Your job is to copy every line in the material containing the word "Yerel".

....................

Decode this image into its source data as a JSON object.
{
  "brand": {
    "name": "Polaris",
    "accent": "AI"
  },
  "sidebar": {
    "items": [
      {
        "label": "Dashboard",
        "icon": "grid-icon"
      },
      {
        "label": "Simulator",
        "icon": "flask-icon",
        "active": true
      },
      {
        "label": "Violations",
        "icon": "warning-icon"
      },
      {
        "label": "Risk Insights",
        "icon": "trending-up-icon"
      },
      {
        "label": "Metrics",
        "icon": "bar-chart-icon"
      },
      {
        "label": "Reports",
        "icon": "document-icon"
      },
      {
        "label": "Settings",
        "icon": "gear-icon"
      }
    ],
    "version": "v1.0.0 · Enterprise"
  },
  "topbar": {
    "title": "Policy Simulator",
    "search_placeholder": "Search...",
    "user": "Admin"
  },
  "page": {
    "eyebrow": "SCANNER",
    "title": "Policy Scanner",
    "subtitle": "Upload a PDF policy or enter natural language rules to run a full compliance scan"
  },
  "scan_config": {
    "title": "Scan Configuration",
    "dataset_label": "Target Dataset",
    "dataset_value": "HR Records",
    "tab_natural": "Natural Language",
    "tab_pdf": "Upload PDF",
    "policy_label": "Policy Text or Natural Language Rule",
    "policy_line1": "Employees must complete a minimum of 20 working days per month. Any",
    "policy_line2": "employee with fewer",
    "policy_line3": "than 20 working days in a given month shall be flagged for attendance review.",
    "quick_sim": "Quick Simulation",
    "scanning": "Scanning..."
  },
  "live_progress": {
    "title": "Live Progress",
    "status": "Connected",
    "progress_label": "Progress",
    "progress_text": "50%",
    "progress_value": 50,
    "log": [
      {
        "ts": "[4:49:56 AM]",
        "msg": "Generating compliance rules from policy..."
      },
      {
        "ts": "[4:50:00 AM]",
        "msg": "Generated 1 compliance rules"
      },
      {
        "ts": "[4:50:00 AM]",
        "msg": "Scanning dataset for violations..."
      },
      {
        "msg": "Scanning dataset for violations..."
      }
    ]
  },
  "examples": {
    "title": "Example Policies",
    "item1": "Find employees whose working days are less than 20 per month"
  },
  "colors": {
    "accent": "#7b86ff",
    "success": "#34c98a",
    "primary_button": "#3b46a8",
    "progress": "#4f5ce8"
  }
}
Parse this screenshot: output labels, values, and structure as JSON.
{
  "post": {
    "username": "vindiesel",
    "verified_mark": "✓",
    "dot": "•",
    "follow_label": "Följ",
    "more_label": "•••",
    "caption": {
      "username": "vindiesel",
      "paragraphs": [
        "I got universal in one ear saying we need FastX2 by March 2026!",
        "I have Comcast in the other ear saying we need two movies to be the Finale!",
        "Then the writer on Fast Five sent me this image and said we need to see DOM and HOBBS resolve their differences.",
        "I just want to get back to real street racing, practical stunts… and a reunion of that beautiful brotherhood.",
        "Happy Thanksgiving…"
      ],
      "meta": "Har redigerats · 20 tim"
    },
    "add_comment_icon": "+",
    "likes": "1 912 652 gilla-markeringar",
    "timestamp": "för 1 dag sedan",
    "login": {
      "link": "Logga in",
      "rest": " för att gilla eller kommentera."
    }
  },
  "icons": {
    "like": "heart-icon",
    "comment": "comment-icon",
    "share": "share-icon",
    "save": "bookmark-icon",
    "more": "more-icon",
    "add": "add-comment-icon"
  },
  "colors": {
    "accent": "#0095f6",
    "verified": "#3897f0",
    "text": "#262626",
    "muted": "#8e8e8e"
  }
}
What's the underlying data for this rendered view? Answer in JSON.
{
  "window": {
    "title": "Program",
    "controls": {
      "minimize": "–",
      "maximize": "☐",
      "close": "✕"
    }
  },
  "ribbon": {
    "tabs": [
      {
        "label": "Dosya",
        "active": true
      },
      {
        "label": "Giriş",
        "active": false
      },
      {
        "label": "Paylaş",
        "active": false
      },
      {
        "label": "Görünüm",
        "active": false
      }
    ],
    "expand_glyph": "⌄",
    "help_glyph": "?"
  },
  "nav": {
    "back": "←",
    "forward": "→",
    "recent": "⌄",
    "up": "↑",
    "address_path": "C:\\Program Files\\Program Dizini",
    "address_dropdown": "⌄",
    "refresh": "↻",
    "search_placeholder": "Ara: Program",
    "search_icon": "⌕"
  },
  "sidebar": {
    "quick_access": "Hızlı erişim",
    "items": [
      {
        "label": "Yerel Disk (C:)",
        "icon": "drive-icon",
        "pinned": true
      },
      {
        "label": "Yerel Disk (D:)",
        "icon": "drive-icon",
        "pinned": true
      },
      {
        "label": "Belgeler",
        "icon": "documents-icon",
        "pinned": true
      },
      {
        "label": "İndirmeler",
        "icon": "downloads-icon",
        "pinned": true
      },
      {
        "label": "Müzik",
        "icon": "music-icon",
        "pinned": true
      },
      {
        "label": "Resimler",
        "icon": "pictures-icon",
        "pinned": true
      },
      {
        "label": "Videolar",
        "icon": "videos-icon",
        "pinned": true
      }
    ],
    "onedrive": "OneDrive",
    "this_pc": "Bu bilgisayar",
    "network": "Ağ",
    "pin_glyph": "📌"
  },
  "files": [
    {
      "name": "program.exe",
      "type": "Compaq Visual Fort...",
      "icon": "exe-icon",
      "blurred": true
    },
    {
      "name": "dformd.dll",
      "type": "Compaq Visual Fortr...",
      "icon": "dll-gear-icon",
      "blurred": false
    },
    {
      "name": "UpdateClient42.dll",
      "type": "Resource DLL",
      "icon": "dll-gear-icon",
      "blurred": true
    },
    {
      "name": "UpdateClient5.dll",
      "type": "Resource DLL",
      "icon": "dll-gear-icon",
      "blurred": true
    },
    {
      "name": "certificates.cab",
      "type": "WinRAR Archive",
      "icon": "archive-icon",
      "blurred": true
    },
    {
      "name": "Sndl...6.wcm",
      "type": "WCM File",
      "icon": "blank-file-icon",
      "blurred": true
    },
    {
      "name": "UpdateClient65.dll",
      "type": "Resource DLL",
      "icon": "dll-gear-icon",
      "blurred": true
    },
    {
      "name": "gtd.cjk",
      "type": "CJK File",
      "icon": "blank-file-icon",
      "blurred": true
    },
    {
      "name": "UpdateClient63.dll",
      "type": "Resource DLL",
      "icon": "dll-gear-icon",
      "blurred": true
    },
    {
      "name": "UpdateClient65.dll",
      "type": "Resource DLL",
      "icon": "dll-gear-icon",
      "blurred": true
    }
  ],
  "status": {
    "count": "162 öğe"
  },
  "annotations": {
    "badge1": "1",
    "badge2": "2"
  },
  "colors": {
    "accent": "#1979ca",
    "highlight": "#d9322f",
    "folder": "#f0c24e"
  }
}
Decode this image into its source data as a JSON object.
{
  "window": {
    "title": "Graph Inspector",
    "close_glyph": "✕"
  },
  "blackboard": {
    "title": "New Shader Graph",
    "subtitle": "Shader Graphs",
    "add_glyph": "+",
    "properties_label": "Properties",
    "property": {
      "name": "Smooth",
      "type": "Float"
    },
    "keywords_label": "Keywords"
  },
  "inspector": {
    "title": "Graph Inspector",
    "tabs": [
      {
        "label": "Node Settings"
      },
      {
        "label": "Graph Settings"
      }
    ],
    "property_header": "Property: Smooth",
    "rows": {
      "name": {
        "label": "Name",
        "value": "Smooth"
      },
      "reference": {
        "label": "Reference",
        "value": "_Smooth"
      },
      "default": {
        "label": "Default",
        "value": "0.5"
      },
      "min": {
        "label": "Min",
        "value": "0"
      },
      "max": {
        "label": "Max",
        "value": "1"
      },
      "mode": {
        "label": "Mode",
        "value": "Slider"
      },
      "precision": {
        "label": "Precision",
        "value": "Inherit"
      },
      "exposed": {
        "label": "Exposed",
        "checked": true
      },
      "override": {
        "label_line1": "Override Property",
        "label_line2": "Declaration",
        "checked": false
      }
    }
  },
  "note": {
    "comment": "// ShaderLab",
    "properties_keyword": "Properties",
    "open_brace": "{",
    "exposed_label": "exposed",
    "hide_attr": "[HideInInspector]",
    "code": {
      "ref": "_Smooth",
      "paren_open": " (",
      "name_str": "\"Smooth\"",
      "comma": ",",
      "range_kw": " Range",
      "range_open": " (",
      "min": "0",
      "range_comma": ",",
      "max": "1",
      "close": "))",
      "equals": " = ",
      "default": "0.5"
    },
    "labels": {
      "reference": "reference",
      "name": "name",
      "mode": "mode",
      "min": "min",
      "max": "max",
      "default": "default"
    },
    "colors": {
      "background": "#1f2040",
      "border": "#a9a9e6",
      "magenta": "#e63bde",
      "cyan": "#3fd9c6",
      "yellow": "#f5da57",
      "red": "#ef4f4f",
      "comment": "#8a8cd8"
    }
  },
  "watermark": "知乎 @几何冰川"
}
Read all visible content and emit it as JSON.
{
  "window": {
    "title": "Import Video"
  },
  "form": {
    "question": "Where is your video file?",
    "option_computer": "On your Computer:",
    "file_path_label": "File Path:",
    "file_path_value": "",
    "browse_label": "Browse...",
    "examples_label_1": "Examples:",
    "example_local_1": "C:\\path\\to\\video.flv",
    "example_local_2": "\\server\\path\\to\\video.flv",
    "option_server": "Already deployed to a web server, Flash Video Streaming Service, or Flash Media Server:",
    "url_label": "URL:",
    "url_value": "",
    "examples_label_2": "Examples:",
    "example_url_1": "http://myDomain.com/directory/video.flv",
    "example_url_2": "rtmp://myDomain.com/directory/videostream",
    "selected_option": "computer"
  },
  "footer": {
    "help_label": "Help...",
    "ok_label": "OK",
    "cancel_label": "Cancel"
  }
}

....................

Answer for this exercise
        "label": "Yerel Disk (C:)",
        "label": "Yerel Disk (D:)",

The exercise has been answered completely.